[[ Materials provided open ]]

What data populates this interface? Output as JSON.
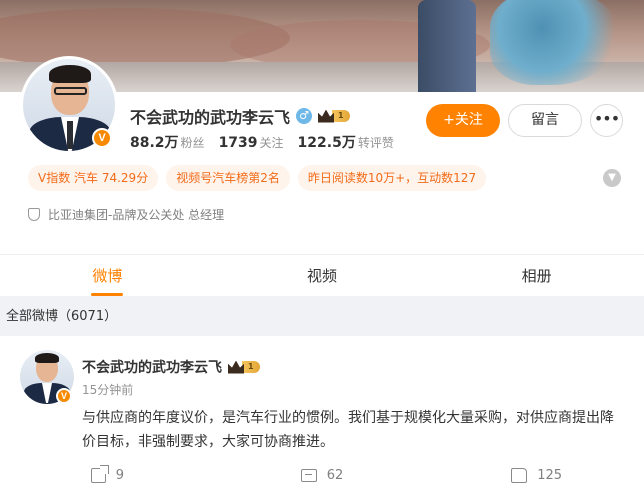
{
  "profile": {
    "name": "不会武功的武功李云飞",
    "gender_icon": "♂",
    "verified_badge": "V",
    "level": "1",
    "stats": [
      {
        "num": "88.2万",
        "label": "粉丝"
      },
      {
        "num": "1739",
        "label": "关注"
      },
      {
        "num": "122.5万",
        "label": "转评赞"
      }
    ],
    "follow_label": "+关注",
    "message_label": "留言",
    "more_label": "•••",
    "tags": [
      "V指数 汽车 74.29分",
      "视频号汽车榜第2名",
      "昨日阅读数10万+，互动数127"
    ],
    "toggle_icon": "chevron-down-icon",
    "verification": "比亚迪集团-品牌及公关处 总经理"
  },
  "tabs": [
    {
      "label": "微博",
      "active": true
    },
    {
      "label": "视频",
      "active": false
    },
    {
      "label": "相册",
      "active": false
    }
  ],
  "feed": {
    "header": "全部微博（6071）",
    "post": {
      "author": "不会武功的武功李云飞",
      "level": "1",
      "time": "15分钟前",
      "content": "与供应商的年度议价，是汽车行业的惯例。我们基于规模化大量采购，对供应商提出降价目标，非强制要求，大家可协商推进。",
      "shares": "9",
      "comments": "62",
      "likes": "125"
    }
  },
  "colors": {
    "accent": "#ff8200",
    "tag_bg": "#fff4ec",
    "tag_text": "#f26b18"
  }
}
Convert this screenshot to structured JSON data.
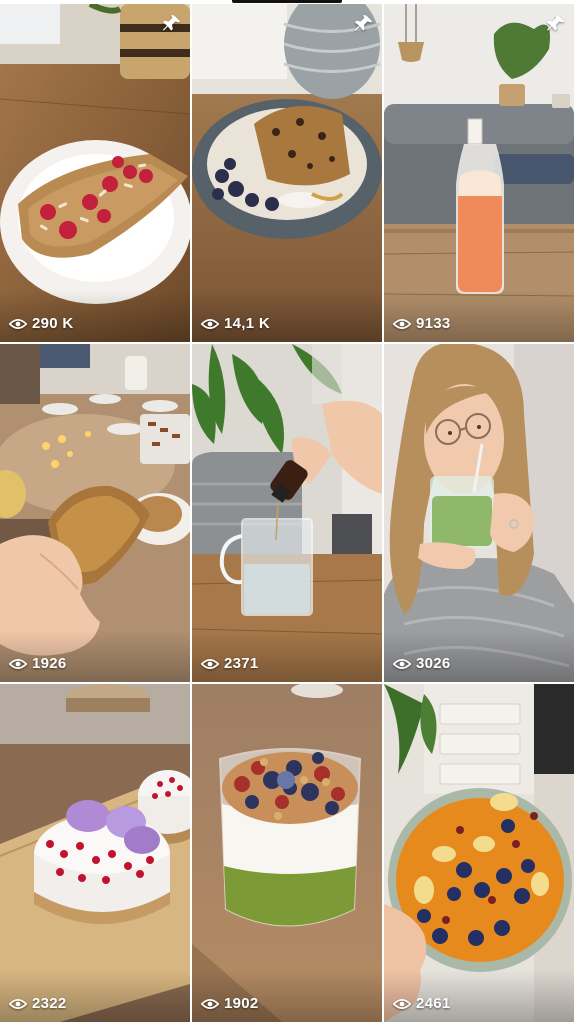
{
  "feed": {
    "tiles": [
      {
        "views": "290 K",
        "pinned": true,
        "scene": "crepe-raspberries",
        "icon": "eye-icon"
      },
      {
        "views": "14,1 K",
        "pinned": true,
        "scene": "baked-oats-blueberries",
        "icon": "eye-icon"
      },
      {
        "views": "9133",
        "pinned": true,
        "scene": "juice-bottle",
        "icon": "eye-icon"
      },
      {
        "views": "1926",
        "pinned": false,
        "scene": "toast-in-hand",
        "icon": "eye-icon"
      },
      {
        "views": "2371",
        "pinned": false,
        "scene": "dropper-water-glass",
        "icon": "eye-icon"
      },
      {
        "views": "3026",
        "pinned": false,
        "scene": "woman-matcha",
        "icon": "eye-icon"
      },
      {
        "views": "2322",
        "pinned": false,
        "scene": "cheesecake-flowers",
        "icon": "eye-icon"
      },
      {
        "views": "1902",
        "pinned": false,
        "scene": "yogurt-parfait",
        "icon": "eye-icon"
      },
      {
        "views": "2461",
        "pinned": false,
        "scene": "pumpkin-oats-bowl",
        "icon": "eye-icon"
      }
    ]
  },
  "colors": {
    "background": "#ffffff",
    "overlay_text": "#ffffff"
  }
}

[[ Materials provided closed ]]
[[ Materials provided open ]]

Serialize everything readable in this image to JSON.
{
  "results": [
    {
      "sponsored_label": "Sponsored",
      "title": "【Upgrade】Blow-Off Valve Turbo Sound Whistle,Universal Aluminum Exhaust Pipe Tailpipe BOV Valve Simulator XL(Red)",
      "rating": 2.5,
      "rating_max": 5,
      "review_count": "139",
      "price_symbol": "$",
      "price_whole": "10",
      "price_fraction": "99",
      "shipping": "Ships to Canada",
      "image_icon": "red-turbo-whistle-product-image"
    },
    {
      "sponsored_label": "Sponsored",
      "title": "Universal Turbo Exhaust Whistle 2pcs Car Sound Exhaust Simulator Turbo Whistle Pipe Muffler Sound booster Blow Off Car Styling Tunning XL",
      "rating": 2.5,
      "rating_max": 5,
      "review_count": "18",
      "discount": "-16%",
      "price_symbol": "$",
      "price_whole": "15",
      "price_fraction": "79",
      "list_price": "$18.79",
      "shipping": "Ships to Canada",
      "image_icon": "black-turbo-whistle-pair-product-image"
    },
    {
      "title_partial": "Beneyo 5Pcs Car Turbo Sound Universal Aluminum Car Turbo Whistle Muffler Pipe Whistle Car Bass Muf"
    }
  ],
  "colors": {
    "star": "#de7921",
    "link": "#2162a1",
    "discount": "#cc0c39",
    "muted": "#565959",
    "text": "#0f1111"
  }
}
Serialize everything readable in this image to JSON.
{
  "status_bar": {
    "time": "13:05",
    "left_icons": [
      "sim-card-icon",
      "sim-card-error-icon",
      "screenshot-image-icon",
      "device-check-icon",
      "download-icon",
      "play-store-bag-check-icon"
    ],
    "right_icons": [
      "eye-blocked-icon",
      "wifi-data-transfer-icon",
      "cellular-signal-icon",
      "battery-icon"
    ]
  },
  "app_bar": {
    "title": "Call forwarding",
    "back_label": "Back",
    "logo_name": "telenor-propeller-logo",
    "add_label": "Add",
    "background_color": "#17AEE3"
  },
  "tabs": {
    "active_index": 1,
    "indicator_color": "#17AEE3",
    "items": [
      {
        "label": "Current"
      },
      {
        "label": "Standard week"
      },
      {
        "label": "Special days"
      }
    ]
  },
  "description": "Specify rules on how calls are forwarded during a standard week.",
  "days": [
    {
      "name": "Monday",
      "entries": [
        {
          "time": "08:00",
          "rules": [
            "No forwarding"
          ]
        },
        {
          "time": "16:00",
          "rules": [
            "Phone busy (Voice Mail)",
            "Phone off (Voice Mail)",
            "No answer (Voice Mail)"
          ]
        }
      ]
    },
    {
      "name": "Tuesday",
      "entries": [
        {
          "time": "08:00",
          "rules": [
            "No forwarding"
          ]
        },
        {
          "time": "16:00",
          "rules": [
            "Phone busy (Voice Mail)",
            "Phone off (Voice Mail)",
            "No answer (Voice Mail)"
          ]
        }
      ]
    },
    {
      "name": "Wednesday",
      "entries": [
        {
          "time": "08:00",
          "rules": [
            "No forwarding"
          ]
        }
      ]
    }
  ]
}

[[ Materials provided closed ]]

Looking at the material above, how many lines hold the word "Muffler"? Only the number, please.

2